Millions of dollars and countless hours have gone into developing the latest heart medications. However, a new research review from a team of US and UK scientists has found regular exercise can be just as effective as these medications.

The review, which was published in the British Medical Journal, culled data from over 300 studies and included information on almost 340,000 individuals. The research team concluded exercise can be highly effective in treating cardiovascular disease and should be used as a comparison for upcoming drugs.

"In cases where drug options provide only modest benefit, patients deserve to understand the relative impact that physical activity might have on their condition," the study authors wrote.

In addition to rivaling cardiovascular drugs, physical exercise was seen to outperform some stroke medications in the review.

The researchers said this "blind spot" in medical research "prevents prescribers and their patients from understanding the clinical circumstances where drugs might provide only modest improvement but exercise could yield more profound or sustainable gains.”

The study researchers emphasized their results do not necessarily mean patients should stop taking their drugs, but rather they should consider the benefits of adding regular exercise to their routine. Amy Thompson, a senior cardiac nurse at the British Heart Foundation who was not involved in the review, told BBC News the findings are not enough to draw any firm conclusions about the benefit of exercise over medications.

"Medicines are an extremely important part of the treatment of many heart conditions and people on prescribed drugs should keep taking their vital meds,” Thompson said. “If you have a heart condition or have been told you're at high risk of heart disease, talk to your doctor about the role that exercise can play in your treatment."

Dr. Peter Coleman of the Stroke Association told the British news agency exercise could play a crucial role in treating cardiovascular conditions and called for more research.

"We would like to see more research into the long-term benefits of exercise for stroke patients,” he said. "By taking important steps, such as regular exercise, eating a balanced diet and stopping smoking, people can significantly reduce their risk of stroke."

"Moderate physical activity, for example, can reduce the risk of stroke by up to 27 percent,” Coleman added.

According to statistics from the World Health Organization (WHO), a lack of physical activity is the fourth biggest risk factor for mortality worldwide and plays a role in approximately 3.2 million deaths worldwide each year.

To mitigate this risk factor, the WHO advises that people regularly engage in moderate-intensity physical activity.

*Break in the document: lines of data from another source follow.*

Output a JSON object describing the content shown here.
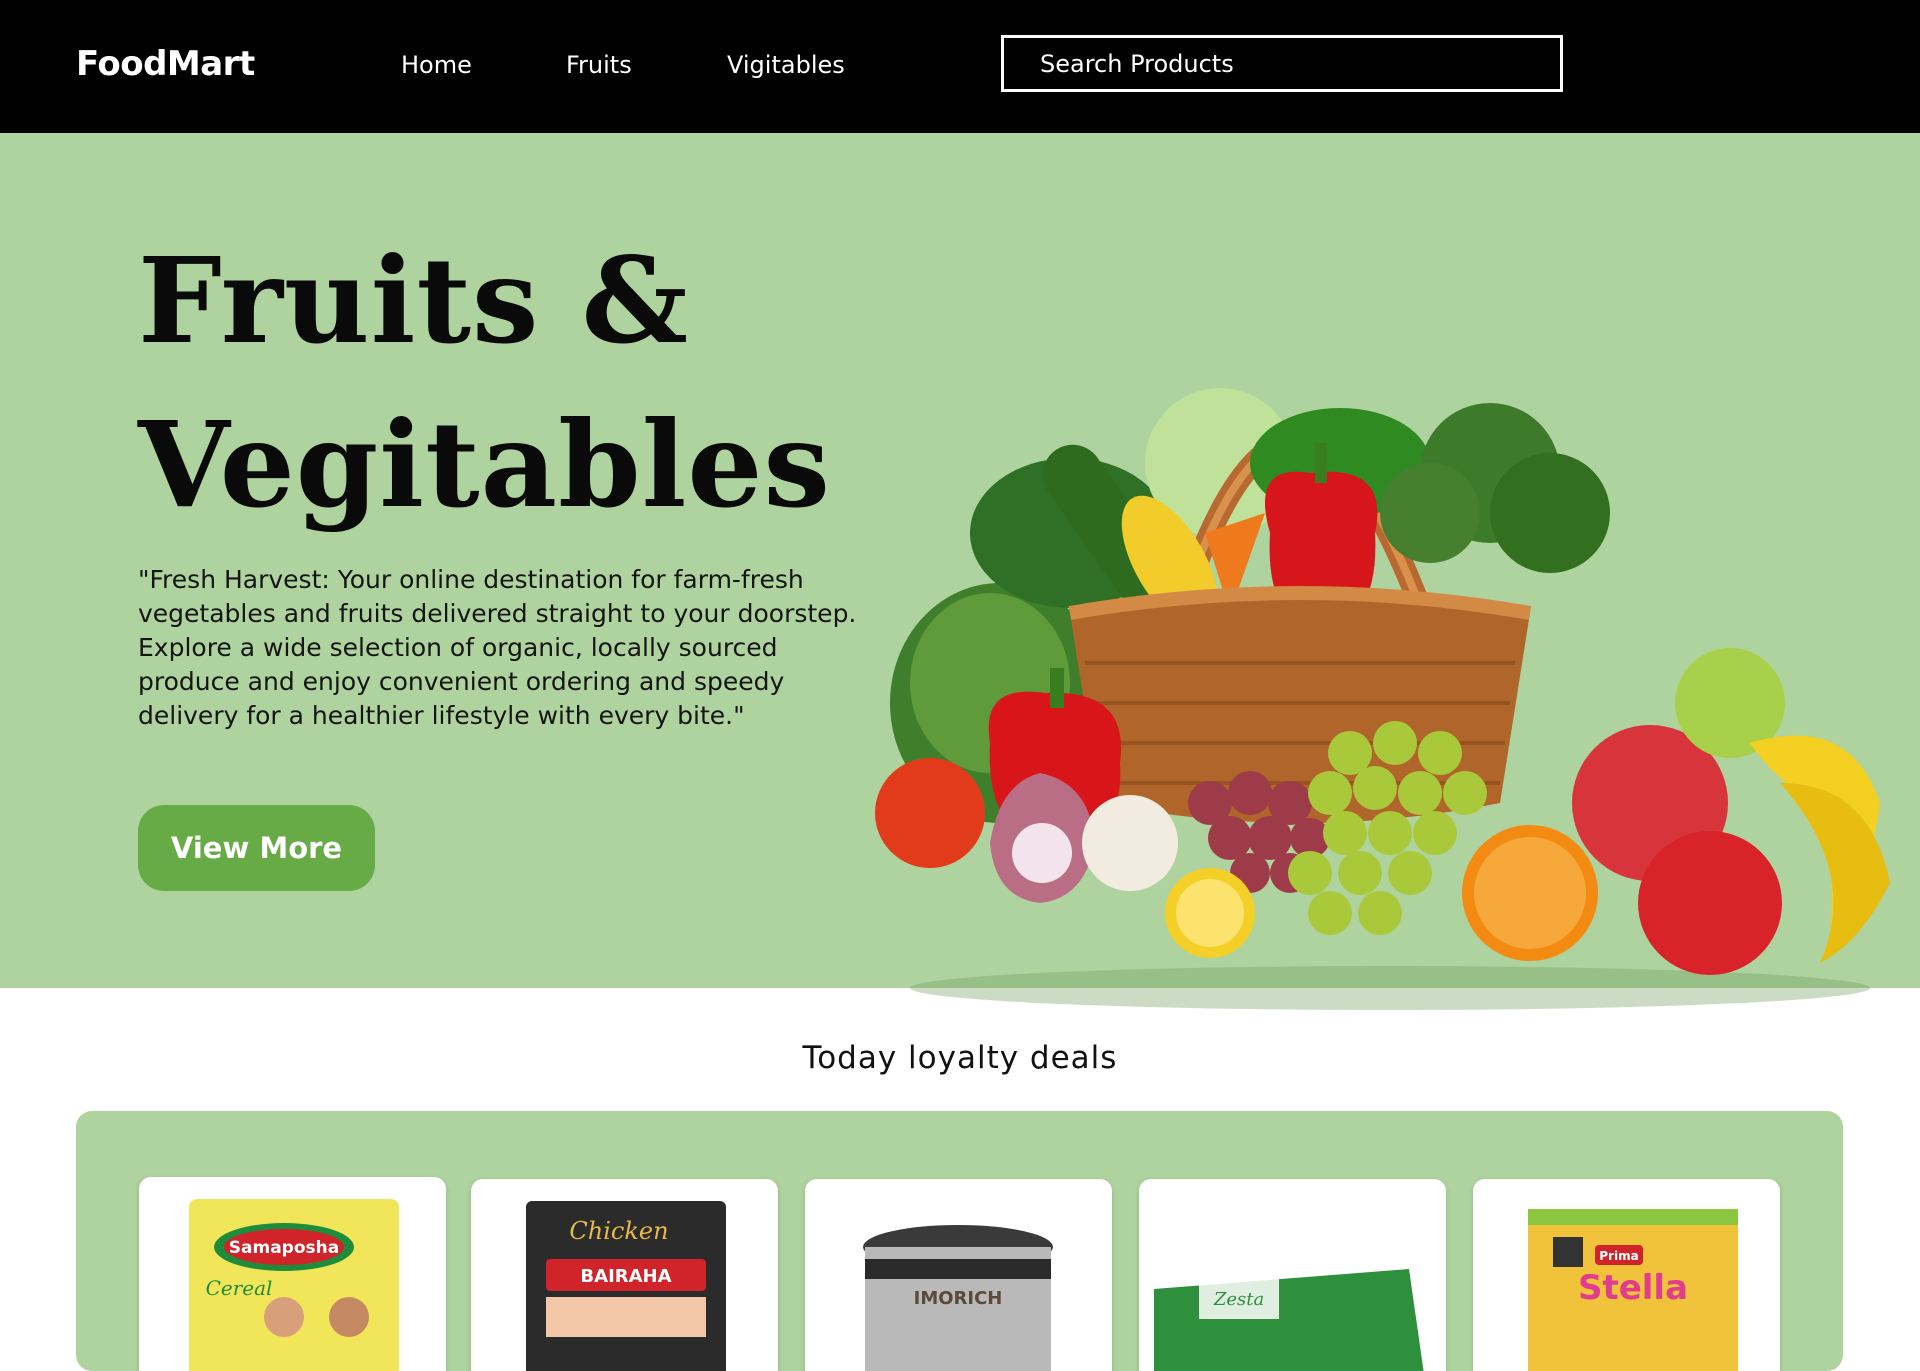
{
  "brand": "FoodMart",
  "nav": {
    "links": [
      "Home",
      "Fruits",
      "Vigitables"
    ],
    "search_placeholder": "Search Products"
  },
  "hero": {
    "title_line1": "Fruits &",
    "title_line2": "Vegitables",
    "description": "\"Fresh Harvest: Your online destination for farm-fresh vegetables and fruits delivered straight to your doorstep. Explore a wide selection of organic, locally sourced produce and enjoy convenient ordering and speedy delivery for a healthier lifestyle with every bite.\"",
    "cta_label": "View More"
  },
  "deals": {
    "title": "Today loyalty deals",
    "products": [
      {
        "brand_text": "Samaposha",
        "sub_text": "Cereal"
      },
      {
        "brand_text": "Chicken",
        "sub_text": "BAIRAHA"
      },
      {
        "brand_text": "IMORICH",
        "sub_text": ""
      },
      {
        "brand_text": "Zesta",
        "sub_text": ""
      },
      {
        "brand_text": "Prima",
        "sub_text": "Stella"
      }
    ]
  },
  "colors": {
    "nav_bg": "#000000",
    "hero_bg": "#afd39e",
    "cta_bg": "#67ab47"
  }
}
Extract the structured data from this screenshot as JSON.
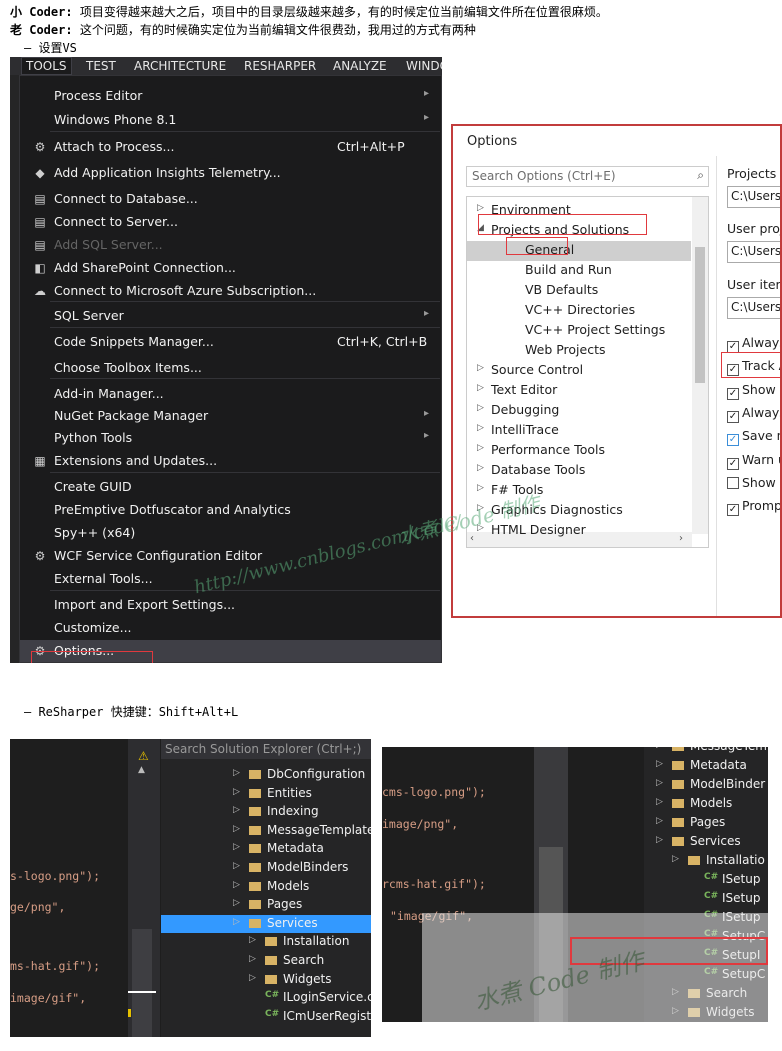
{
  "text": {
    "line1_speaker": "小 Coder:",
    "line1_body": "项目变得越来越大之后，项目中的目录层级越来越多，有的时候定位当前编辑文件所在位置很麻烦。",
    "line2_speaker": "老 Coder:",
    "line2_body": "这个问题，有的时候确实定位为当前编辑文件很费劲，我用过的方式有两种",
    "bullet1": "– 设置VS",
    "bullet2": "– ReSharper 快捷键：Shift+Alt+L"
  },
  "vs": {
    "menubar": [
      "TOOLS",
      "TEST",
      "ARCHITECTURE",
      "RESHARPER",
      "ANALYZE",
      "WINDO"
    ],
    "items": [
      {
        "label": "Process Editor",
        "shortcut": "",
        "arrow": "▸",
        "icon": ""
      },
      {
        "label": "Windows Phone 8.1",
        "shortcut": "",
        "arrow": "▸",
        "icon": ""
      },
      {
        "label": "Attach to Process...",
        "shortcut": "Ctrl+Alt+P",
        "arrow": "",
        "icon": "⚙"
      },
      {
        "label": "Add Application Insights Telemetry...",
        "shortcut": "",
        "arrow": "",
        "icon": "◆"
      },
      {
        "label": "Connect to Database...",
        "shortcut": "",
        "arrow": "",
        "icon": "▤"
      },
      {
        "label": "Connect to Server...",
        "shortcut": "",
        "arrow": "",
        "icon": "▤"
      },
      {
        "label": "Add SQL Server...",
        "shortcut": "",
        "arrow": "",
        "icon": "▤"
      },
      {
        "label": "Add SharePoint Connection...",
        "shortcut": "",
        "arrow": "",
        "icon": "◧"
      },
      {
        "label": "Connect to Microsoft Azure Subscription...",
        "shortcut": "",
        "arrow": "",
        "icon": "☁"
      },
      {
        "label": "SQL Server",
        "shortcut": "",
        "arrow": "▸",
        "icon": ""
      },
      {
        "label": "Code Snippets Manager...",
        "shortcut": "Ctrl+K, Ctrl+B",
        "arrow": "",
        "icon": ""
      },
      {
        "label": "Choose Toolbox Items...",
        "shortcut": "",
        "arrow": "",
        "icon": ""
      },
      {
        "label": "Add-in Manager...",
        "shortcut": "",
        "arrow": "",
        "icon": ""
      },
      {
        "label": "NuGet Package Manager",
        "shortcut": "",
        "arrow": "▸",
        "icon": ""
      },
      {
        "label": "Python Tools",
        "shortcut": "",
        "arrow": "▸",
        "icon": ""
      },
      {
        "label": "Extensions and Updates...",
        "shortcut": "",
        "arrow": "",
        "icon": "▦"
      },
      {
        "label": "Create GUID",
        "shortcut": "",
        "arrow": "",
        "icon": ""
      },
      {
        "label": "PreEmptive Dotfuscator and Analytics",
        "shortcut": "",
        "arrow": "",
        "icon": ""
      },
      {
        "label": "Spy++ (x64)",
        "shortcut": "",
        "arrow": "",
        "icon": ""
      },
      {
        "label": "WCF Service Configuration Editor",
        "shortcut": "",
        "arrow": "",
        "icon": "⚙"
      },
      {
        "label": "External Tools...",
        "shortcut": "",
        "arrow": "",
        "icon": ""
      },
      {
        "label": "Import and Export Settings...",
        "shortcut": "",
        "arrow": "",
        "icon": ""
      },
      {
        "label": "Customize...",
        "shortcut": "",
        "arrow": "",
        "icon": ""
      },
      {
        "label": "Options...",
        "shortcut": "",
        "arrow": "",
        "icon": "⚙"
      }
    ]
  },
  "watermark": {
    "line1": "水煮 Code 制作",
    "line2": "http://www.cnblogs.com/code/"
  },
  "options": {
    "title": "Options",
    "search_placeholder": "Search Options (Ctrl+E)",
    "tree": [
      {
        "label": "Environment",
        "level": 0,
        "expander": "▷"
      },
      {
        "label": "Projects and Solutions",
        "level": 0,
        "expander": "◢"
      },
      {
        "label": "General",
        "level": 1,
        "expander": ""
      },
      {
        "label": "Build and Run",
        "level": 1,
        "expander": ""
      },
      {
        "label": "VB Defaults",
        "level": 1,
        "expander": ""
      },
      {
        "label": "VC++ Directories",
        "level": 1,
        "expander": ""
      },
      {
        "label": "VC++ Project Settings",
        "level": 1,
        "expander": ""
      },
      {
        "label": "Web Projects",
        "level": 1,
        "expander": ""
      },
      {
        "label": "Source Control",
        "level": 0,
        "expander": "▷"
      },
      {
        "label": "Text Editor",
        "level": 0,
        "expander": "▷"
      },
      {
        "label": "Debugging",
        "level": 0,
        "expander": "▷"
      },
      {
        "label": "IntelliTrace",
        "level": 0,
        "expander": "▷"
      },
      {
        "label": "Performance Tools",
        "level": 0,
        "expander": "▷"
      },
      {
        "label": "Database Tools",
        "level": 0,
        "expander": "▷"
      },
      {
        "label": "F# Tools",
        "level": 0,
        "expander": "▷"
      },
      {
        "label": "Graphics Diagnostics",
        "level": 0,
        "expander": "▷"
      },
      {
        "label": "HTML Designer",
        "level": 0,
        "expander": "▷"
      }
    ],
    "right_labels": [
      "Projects lo",
      "User proj",
      "User item"
    ],
    "right_values": [
      "C:\\Users\\",
      "C:\\Users\\",
      "C:\\Users\\"
    ],
    "checkboxes": [
      {
        "label": "Always",
        "checked": "✓"
      },
      {
        "label": "Track A",
        "checked": "✓"
      },
      {
        "label": "Show a",
        "checked": "✓"
      },
      {
        "label": "Always",
        "checked": "✓"
      },
      {
        "label": "Save ne",
        "checked": "✓"
      },
      {
        "label": "Warn u",
        "checked": "✓"
      },
      {
        "label": "Show C",
        "checked": ""
      },
      {
        "label": "Prompt",
        "checked": "✓"
      }
    ]
  },
  "explorer1": {
    "search_placeholder": "Search Solution Explorer (Ctrl+;)",
    "code_lines": [
      "s-logo.png\");",
      "ge/png\",",
      "ms-hat.gif\");",
      "image/gif\","
    ],
    "nodes": [
      {
        "label": "DbConfiguration",
        "kind": "folder",
        "indent": 0
      },
      {
        "label": "Entities",
        "kind": "folder",
        "indent": 0
      },
      {
        "label": "Indexing",
        "kind": "folder",
        "indent": 0
      },
      {
        "label": "MessageTemplates",
        "kind": "folder",
        "indent": 0
      },
      {
        "label": "Metadata",
        "kind": "folder",
        "indent": 0
      },
      {
        "label": "ModelBinders",
        "kind": "folder",
        "indent": 0
      },
      {
        "label": "Models",
        "kind": "folder",
        "indent": 0
      },
      {
        "label": "Pages",
        "kind": "folder",
        "indent": 0
      },
      {
        "label": "Services",
        "kind": "folder",
        "indent": 0
      },
      {
        "label": "Installation",
        "kind": "folder",
        "indent": 1
      },
      {
        "label": "Search",
        "kind": "folder",
        "indent": 1
      },
      {
        "label": "Widgets",
        "kind": "folder",
        "indent": 1
      },
      {
        "label": "ILoginService.cs",
        "kind": "cs",
        "indent": 1
      },
      {
        "label": "ICmUserRegisterer",
        "kind": "cs",
        "indent": 1
      }
    ]
  },
  "explorer2": {
    "code_lines": [
      "cms-logo.png\");",
      "image/png\",",
      "rcms-hat.gif\");",
      "\"image/gif\","
    ],
    "nodes": [
      {
        "label": "MessageTem",
        "kind": "folder",
        "indent": 0
      },
      {
        "label": "Metadata",
        "kind": "folder",
        "indent": 0
      },
      {
        "label": "ModelBinder",
        "kind": "folder",
        "indent": 0
      },
      {
        "label": "Models",
        "kind": "folder",
        "indent": 0
      },
      {
        "label": "Pages",
        "kind": "folder",
        "indent": 0
      },
      {
        "label": "Services",
        "kind": "folder",
        "indent": 0
      },
      {
        "label": "Installatio",
        "kind": "folder",
        "indent": 1
      },
      {
        "label": "ISetup",
        "kind": "cs",
        "indent": 2
      },
      {
        "label": "ISetup",
        "kind": "cs",
        "indent": 2
      },
      {
        "label": "ISetup",
        "kind": "cs",
        "indent": 2
      },
      {
        "label": "SetupC",
        "kind": "cs",
        "indent": 2
      },
      {
        "label": "SetupI",
        "kind": "cs",
        "indent": 2
      },
      {
        "label": "SetupC",
        "kind": "cs",
        "indent": 2
      },
      {
        "label": "Search",
        "kind": "folder",
        "indent": 1
      },
      {
        "label": "Widgets",
        "kind": "folder",
        "indent": 1
      }
    ]
  }
}
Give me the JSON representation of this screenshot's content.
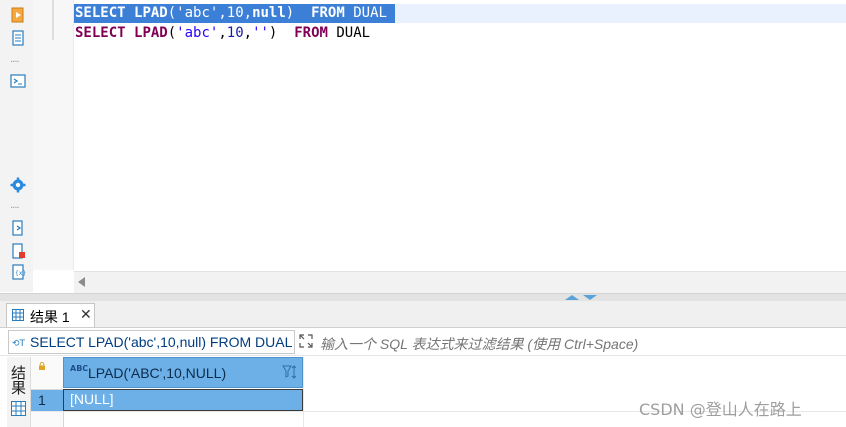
{
  "editor": {
    "line1": [
      "SELECT",
      " ",
      "LPAD",
      "(",
      "'abc'",
      ",",
      "10",
      ",",
      "null",
      ")",
      "  ",
      "FROM",
      " ",
      "DUAL"
    ],
    "line2": [
      "SELECT",
      " ",
      "LPAD",
      "(",
      "'abc'",
      ",",
      "10",
      ",",
      "''",
      ")",
      "  ",
      "FROM",
      " ",
      "DUAL"
    ]
  },
  "results": {
    "tab_label": "结果 1",
    "tab_close": "✕",
    "query_text": "SELECT LPAD('abc',10,null) FROM DUAL",
    "filter_placeholder": "输入一个 SQL 表达式来过滤结果 (使用 Ctrl+Space)",
    "panel_label": "结果",
    "column_type_badge": "ABC",
    "column_header": "LPAD('ABC',10,NULL)",
    "rows": [
      {
        "row_number": "1",
        "value": "[NULL]"
      }
    ]
  },
  "watermark": "CSDN @登山人在路上",
  "colors": {
    "selection": "#3c7fd6",
    "keyword": "#7f0055",
    "string": "#2a00ff",
    "header_blue": "#6db0e8"
  }
}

Hiking or playing in recreational sports can cut the risk of heart disease, stroke, cancer, bone fractures and depression – in addition to helping control body weight.

Through her “Let’s Move” campaign, Michelle Obama has made advocating for regular physical activity, particularly among young children, the centerpiece of her role as first lady.

“Children need 60 minutes of play with moderate to vigorous activity every day to grow up to a healthy weight,” reads a statement on the campaign website. “If this sounds like a lot, consider that eight to 18 year old adolescents spend an average of 7.5 hours a day using entertainment media including TV, computers, video games, cell phones and movies in a typical day, and only one-third of high school students get the recommended levels of physical activity.”